It is impossible to imagine a world without electric vehicles. And the good news is that there are many ways to drive an electric vehicle. But what is the difference between a hybrid, a plug-in hybrid and a fully electric vehicle?
A hybrid is powered by a combination of an electric motor and an internal combustion engine. It only uses the electric motor when accelerating and at speeds of up to 25 km/h, which makes it an ideal vehicle for cities. If the speed goes up, the internal combustion engine kicks in. The electric motor is charged every time you brake while driving.
Plug-in hybrid electric vehicles (PHEV) have an internal combustion engine and a battery, just like a hybrid. But in addition to charging the battery while you are driving, you mainly charge it by plugging it in at home or on the go. This gives plug-in hybrids a far greater range than parallel hybrids.
A battery electric vehicle (BEV) is powered by a large battery that is connected to at least one electric motor. There is no petrol, gas or diesel involved, so there is no problem. Battery electric vehicles are becoming increasingly common and affordable thanks to rapid innovations by relatively new companies such as Tesla and established car manufacturers such as Audi, BMW, Mercedes, Volkswagen and Nissan.
What is more, the charging infrastructure and technology is developing and improving all the time, while the charging network has grown exponentially in recent years in North America, Europe and China in particular.

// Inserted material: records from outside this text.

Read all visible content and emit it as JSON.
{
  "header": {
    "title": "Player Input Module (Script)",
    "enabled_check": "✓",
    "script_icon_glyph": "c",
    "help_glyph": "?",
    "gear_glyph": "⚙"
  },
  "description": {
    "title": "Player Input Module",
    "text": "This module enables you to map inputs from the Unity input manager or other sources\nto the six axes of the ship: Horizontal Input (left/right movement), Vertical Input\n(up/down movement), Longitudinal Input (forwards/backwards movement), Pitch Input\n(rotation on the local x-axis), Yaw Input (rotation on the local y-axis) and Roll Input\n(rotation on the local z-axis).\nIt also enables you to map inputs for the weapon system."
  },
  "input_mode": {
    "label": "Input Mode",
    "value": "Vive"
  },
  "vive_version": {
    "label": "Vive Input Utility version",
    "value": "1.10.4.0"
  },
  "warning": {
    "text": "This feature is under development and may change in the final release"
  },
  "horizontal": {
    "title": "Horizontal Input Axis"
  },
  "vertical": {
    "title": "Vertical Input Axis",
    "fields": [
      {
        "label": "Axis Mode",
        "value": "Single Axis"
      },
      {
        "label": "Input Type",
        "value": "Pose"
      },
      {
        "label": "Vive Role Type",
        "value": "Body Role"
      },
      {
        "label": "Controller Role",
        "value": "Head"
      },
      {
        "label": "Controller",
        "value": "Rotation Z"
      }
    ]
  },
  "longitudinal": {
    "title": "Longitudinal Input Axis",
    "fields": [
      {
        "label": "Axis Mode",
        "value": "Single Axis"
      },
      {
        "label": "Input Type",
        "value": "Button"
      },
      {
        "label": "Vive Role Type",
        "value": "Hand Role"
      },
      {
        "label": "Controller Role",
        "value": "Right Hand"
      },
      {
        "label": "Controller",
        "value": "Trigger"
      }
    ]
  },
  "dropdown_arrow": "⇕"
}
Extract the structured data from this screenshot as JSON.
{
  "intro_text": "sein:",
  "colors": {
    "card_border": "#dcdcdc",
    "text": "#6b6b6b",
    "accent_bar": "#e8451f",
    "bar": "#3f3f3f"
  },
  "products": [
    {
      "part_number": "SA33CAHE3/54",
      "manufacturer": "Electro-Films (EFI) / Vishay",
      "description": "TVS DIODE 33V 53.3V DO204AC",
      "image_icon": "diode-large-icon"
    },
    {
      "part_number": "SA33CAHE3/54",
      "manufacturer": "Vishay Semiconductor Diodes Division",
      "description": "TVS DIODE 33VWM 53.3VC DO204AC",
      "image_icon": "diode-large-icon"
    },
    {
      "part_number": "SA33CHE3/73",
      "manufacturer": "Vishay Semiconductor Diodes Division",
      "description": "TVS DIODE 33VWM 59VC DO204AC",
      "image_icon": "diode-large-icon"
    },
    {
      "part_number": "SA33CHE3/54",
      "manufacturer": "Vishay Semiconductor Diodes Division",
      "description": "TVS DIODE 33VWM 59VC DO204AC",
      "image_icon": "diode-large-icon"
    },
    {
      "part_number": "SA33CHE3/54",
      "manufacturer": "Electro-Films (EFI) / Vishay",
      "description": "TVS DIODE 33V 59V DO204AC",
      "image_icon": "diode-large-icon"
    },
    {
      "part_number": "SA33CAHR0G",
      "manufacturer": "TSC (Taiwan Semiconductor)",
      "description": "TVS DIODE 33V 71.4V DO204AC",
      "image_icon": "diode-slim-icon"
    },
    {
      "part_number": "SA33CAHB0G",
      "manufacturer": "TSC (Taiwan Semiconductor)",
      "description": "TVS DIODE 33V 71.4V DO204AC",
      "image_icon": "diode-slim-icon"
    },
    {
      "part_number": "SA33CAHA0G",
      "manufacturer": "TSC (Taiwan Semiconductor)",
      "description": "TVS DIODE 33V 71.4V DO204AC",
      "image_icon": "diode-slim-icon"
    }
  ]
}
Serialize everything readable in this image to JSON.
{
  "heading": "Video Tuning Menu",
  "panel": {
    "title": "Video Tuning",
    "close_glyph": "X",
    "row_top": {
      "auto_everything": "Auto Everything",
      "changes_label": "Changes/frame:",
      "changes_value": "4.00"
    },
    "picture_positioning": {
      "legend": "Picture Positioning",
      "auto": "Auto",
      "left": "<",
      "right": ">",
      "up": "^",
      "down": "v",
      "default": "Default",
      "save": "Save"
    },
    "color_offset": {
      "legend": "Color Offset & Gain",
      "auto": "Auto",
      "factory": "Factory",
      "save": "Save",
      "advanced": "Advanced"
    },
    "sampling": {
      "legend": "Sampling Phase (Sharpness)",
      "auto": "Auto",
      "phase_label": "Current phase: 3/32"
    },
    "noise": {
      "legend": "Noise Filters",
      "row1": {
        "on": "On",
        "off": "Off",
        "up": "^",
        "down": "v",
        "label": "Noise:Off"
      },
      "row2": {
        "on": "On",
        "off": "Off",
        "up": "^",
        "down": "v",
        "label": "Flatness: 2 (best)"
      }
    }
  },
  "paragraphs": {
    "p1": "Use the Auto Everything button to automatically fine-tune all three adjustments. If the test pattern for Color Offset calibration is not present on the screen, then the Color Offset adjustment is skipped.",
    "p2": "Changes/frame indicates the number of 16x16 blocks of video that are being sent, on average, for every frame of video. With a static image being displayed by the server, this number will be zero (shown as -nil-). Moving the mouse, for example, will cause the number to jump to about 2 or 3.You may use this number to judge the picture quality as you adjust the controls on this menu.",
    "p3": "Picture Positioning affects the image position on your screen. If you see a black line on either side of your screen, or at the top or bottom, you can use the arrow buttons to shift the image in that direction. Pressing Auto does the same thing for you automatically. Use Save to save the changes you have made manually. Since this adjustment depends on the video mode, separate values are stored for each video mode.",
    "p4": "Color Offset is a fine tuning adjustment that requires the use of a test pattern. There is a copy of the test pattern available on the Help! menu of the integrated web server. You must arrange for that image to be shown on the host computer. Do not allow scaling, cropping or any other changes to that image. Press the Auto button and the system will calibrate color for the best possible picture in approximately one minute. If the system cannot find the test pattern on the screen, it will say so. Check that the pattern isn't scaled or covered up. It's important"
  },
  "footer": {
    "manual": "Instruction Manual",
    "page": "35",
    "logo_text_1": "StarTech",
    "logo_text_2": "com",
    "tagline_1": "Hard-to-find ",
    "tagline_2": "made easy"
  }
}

With lower costs, an influx of new makes and models, and waning range anxiety now that so many charging stations are springing up everywhere, it has never been easier or more attractive to go electric.